▶ To do: Set down the listing exactly as given, minus images.

▶ Provided data:
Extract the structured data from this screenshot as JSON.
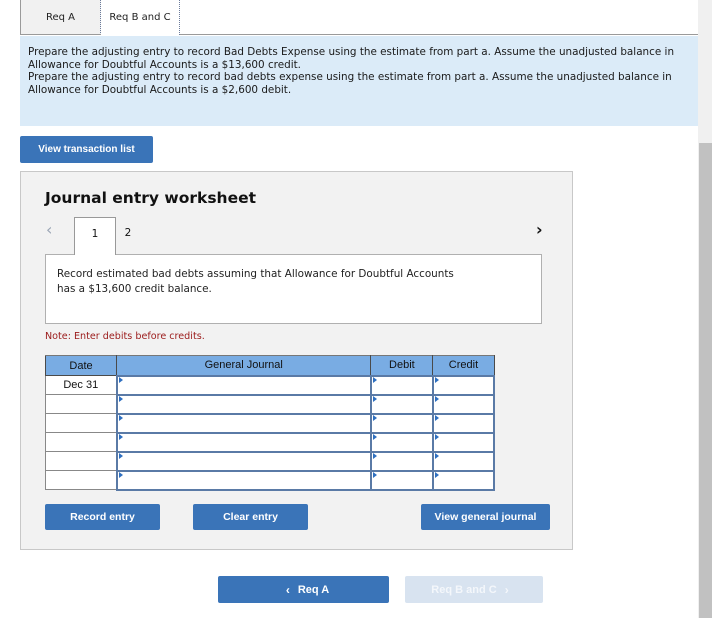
{
  "tabs": [
    {
      "label": "Req A",
      "active": false
    },
    {
      "label": "Req B and C",
      "active": true
    }
  ],
  "instructions": [
    "Prepare the adjusting entry to record Bad Debts Expense using the estimate from part a. Assume the unadjusted balance in",
    "Allowance for Doubtful Accounts is a $13,600 credit.",
    "Prepare the adjusting entry to record bad debts expense using the estimate from part a. Assume the unadjusted balance in",
    "Allowance for Doubtful Accounts is a $2,600 debit."
  ],
  "buttons": {
    "view_transaction_list": "View transaction list",
    "record_entry": "Record entry",
    "clear_entry": "Clear entry",
    "view_general_journal": "View general journal"
  },
  "worksheet": {
    "title": "Journal entry worksheet",
    "pages": [
      "1",
      "2"
    ],
    "current_page": "1",
    "prev_icon": "‹",
    "next_icon": "›",
    "description_line1": "Record estimated bad debts assuming that Allowance for Doubtful Accounts",
    "description_line2": "has a $13,600 credit balance.",
    "note": "Note: Enter debits before credits."
  },
  "journal": {
    "headers": {
      "date": "Date",
      "general_journal": "General Journal",
      "debit": "Debit",
      "credit": "Credit"
    },
    "rows": [
      {
        "date": "Dec 31",
        "account": "",
        "debit": "",
        "credit": ""
      },
      {
        "date": "",
        "account": "",
        "debit": "",
        "credit": ""
      },
      {
        "date": "",
        "account": "",
        "debit": "",
        "credit": ""
      },
      {
        "date": "",
        "account": "",
        "debit": "",
        "credit": ""
      },
      {
        "date": "",
        "account": "",
        "debit": "",
        "credit": ""
      },
      {
        "date": "",
        "account": "",
        "debit": "",
        "credit": ""
      }
    ]
  },
  "bottom_nav": {
    "prev_label": "Req A",
    "next_label": "Req B and C",
    "prev_icon": "‹",
    "next_icon": "›"
  }
}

▶ Answer area:
Extract the structured data from this screenshot as JSON.
{
  "tabs": [
    {
      "label": "Req A",
      "active": false
    },
    {
      "label": "Req B and C",
      "active": true
    }
  ],
  "instructions": [
    "Prepare the adjusting entry to record Bad Debts Expense using the estimate from part a. Assume the unadjusted balance in",
    "Allowance for Doubtful Accounts is a $13,600 credit.",
    "Prepare the adjusting entry to record bad debts expense using the estimate from part a. Assume the unadjusted balance in",
    "Allowance for Doubtful Accounts is a $2,600 debit."
  ],
  "buttons": {
    "view_transaction_list": "View transaction list",
    "record_entry": "Record entry",
    "clear_entry": "Clear entry",
    "view_general_journal": "View general journal"
  },
  "worksheet": {
    "title": "Journal entry worksheet",
    "pages": [
      "1",
      "2"
    ],
    "current_page": "1",
    "prev_icon": "‹",
    "next_icon": "›",
    "description_line1": "Record estimated bad debts assuming that Allowance for Doubtful Accounts",
    "description_line2": "has a $13,600 credit balance.",
    "note": "Note: Enter debits before credits."
  },
  "journal": {
    "headers": {
      "date": "Date",
      "general_journal": "General Journal",
      "debit": "Debit",
      "credit": "Credit"
    },
    "rows": [
      {
        "date": "Dec 31",
        "account": "",
        "debit": "",
        "credit": ""
      },
      {
        "date": "",
        "account": "",
        "debit": "",
        "credit": ""
      },
      {
        "date": "",
        "account": "",
        "debit": "",
        "credit": ""
      },
      {
        "date": "",
        "account": "",
        "debit": "",
        "credit": ""
      },
      {
        "date": "",
        "account": "",
        "debit": "",
        "credit": ""
      },
      {
        "date": "",
        "account": "",
        "debit": "",
        "credit": ""
      }
    ]
  },
  "bottom_nav": {
    "prev_label": "Req A",
    "next_label": "Req B and C",
    "prev_icon": "‹",
    "next_icon": "›"
  }
}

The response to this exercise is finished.